We all experience pain. Either the pain of discipline or the pain of regret; the former weights ounces, the latter tons.” ~Jim Rohn
Have you ever awakened to the realization that you hold a perspective that doesn’t serve you well? Sometime it hits you like a jack-hammer and other times like one made of velvet.
A few events hit me recently that gave me an awareness and realization of the velvet-hammer variety. First, I picked myself up and dusted off my proverbial knees. Next, it dawned on me that my perspective about opposition was flawed: I viewed it as something to be overcome and eliminated. The problem with that perspective is that it sees opposition as an impediment to be eliminated instead of a requirement for growth.

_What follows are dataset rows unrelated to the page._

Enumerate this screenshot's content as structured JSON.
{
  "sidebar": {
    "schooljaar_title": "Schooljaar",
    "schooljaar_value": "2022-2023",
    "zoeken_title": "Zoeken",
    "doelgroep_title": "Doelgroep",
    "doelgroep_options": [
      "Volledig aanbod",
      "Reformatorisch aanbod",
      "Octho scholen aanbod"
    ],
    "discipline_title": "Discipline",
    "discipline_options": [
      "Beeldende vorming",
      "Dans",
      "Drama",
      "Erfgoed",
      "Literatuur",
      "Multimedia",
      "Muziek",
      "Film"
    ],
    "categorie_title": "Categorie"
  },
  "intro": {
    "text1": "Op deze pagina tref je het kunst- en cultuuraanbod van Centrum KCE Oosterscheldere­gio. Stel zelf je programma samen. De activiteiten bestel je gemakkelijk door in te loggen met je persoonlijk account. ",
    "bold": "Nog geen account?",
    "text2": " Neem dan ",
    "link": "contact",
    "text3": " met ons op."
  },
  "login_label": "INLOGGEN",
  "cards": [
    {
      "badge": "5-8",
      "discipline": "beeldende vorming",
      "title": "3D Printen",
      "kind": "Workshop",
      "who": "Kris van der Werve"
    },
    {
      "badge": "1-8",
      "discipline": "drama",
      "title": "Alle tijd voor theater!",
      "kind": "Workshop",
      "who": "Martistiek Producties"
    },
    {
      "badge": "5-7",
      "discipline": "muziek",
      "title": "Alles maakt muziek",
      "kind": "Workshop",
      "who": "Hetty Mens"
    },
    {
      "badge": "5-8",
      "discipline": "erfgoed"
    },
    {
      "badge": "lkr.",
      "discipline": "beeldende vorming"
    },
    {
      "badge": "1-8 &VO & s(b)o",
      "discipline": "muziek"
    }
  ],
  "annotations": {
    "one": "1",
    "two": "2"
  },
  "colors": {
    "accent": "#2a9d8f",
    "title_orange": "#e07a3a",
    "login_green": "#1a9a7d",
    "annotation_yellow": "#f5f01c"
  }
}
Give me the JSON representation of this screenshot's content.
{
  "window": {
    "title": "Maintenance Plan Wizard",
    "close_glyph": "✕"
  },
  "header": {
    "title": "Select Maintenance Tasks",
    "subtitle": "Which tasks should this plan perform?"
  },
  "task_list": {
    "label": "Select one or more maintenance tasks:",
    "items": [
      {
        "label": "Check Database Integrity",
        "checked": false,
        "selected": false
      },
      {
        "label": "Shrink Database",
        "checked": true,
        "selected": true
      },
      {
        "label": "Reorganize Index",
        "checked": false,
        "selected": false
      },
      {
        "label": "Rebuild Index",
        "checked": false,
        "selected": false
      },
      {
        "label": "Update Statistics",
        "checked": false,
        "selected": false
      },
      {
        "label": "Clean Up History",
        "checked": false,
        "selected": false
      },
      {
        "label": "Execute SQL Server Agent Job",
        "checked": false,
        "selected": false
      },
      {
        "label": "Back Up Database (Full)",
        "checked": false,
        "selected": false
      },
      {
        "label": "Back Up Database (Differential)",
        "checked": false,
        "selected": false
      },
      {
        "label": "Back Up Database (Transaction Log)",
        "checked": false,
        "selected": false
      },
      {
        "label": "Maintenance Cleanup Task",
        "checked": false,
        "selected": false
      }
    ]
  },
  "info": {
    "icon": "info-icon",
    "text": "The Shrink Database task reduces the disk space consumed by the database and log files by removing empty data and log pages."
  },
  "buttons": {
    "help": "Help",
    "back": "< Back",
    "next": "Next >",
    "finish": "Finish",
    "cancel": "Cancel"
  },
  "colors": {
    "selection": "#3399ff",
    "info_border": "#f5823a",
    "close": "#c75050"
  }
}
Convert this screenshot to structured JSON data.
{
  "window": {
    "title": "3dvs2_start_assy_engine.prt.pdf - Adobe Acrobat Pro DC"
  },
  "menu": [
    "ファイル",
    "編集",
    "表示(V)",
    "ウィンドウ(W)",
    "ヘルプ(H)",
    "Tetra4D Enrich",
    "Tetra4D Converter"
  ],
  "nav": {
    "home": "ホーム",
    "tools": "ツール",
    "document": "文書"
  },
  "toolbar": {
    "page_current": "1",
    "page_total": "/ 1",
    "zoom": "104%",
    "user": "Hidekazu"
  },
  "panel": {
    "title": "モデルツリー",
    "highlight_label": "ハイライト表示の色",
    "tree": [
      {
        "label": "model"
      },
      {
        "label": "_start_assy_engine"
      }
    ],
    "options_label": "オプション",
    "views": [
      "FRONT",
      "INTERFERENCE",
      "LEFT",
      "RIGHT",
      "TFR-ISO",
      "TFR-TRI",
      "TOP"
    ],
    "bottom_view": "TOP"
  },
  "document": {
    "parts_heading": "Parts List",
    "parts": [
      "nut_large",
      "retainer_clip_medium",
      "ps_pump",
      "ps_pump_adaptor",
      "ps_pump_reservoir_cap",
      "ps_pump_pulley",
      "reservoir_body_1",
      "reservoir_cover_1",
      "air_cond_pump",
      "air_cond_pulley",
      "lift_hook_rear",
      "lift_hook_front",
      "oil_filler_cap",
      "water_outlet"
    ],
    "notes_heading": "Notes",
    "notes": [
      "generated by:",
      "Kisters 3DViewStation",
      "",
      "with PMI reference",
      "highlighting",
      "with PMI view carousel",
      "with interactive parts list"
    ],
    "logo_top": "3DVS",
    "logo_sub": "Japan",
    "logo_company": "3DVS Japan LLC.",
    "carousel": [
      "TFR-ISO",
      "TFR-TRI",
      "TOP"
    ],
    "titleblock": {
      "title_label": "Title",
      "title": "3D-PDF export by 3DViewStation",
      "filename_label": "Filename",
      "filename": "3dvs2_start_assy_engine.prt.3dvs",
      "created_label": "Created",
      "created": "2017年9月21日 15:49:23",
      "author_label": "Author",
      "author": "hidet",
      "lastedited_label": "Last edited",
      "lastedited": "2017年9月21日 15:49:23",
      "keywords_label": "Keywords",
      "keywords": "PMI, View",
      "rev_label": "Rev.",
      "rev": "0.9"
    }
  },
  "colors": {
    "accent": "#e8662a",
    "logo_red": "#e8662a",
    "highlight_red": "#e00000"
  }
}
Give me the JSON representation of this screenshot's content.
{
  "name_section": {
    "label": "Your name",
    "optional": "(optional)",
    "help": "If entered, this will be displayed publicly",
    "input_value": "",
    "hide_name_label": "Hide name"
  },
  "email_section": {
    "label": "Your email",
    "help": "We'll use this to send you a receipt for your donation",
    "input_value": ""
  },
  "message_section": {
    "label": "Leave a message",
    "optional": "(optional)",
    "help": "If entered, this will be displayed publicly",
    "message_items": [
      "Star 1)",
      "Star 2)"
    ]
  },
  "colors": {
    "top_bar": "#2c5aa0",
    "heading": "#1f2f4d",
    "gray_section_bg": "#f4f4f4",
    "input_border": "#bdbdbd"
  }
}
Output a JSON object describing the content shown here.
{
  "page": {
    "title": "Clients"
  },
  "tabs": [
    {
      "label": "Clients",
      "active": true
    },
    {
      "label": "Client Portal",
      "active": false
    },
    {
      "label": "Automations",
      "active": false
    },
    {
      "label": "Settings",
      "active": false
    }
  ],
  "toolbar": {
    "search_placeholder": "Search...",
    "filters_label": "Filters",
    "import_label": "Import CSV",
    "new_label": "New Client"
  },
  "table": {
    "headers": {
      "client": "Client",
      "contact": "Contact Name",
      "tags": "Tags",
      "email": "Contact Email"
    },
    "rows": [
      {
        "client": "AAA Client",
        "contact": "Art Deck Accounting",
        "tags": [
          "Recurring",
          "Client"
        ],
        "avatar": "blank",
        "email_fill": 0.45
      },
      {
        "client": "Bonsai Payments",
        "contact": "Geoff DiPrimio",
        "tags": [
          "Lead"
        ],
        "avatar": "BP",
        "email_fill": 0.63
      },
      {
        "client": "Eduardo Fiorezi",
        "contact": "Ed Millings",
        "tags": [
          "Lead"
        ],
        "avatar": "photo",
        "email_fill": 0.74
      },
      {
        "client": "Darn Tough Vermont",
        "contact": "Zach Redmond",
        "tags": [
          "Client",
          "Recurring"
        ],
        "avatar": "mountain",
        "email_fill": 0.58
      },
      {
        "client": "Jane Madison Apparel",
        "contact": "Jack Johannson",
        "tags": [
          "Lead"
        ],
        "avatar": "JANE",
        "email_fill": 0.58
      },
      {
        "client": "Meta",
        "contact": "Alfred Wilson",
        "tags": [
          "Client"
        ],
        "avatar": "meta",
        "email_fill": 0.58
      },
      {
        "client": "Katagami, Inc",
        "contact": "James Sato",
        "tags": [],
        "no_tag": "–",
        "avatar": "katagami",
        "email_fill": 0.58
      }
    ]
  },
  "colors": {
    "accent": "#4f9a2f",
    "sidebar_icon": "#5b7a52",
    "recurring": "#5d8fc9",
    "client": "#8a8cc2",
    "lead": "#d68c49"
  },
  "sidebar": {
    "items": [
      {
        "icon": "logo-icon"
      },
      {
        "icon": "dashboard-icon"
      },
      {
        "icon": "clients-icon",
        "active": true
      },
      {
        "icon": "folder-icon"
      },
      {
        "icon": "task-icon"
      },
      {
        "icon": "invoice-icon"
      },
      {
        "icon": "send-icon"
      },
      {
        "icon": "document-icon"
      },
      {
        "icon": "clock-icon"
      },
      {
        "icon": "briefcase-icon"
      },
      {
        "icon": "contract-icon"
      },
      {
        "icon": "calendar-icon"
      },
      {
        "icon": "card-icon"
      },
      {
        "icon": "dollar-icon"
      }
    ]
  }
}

Growth requires encountering and overcoming opposition of some kind. Whether it’s a seed overcoming the confines of the soil or an extreme challenge, both involve opposition….and in fact, by definition, require it.
Overcoming does not mean eliminating, and there’s a big difference. If we expect opposition to be eliminated, we are going to be sorely disappointed. Based on past performance, we know opposition will continually show up in some form in our lives. Sometimes it comes in the form of a person, thing or circumstance, but the one constant is that it will show up.
Our perspective of opposition will determine whether we are disappointed or whether we are expectant and ready. Perspective also greatly impacts our choice in how we push against the resistance that opposition brings; whether we grow through it or whether we disengage. Exactly how we push can make all the difference in the world.
So if elimination isn’t an empowering perspective, what’s a good way to reframe it? In a word: Leverage. Leverage means positioning something in order to gain an advantage. And in this case, that advantage is knowing how to push against the opposition with optimum efficiency/effectiveness for growth.
A great metaphor for leverage and opposition is the human hand, which is unique in creation. The thing that makes the hand so distinguishing is that it carries it’s own opposition, the thumb. Knowing just how, when and where to place the thumb and what kind of pressure to apply against the other fingers is why it’s so effective. In fact, without opposition the thumb becomes essentially worthless compared to what it otherwise could be.
There are obviously many kinds of opposition and the use of a single metaphor for leverage can be overly simplistic. However, I do think the 80/20 rule applies in this case and goes a long way in helping reframe our perspective of opposition.
How does your present view of opposition leverage you for growth and success…..or is it sabotaging you? What needs to change?
Please leave a comment, even it’s in opposition 🙂
Behold what you can become in pursuit of what you want; Beware of what you become in pursuit of what you want”. ~Jim Rohn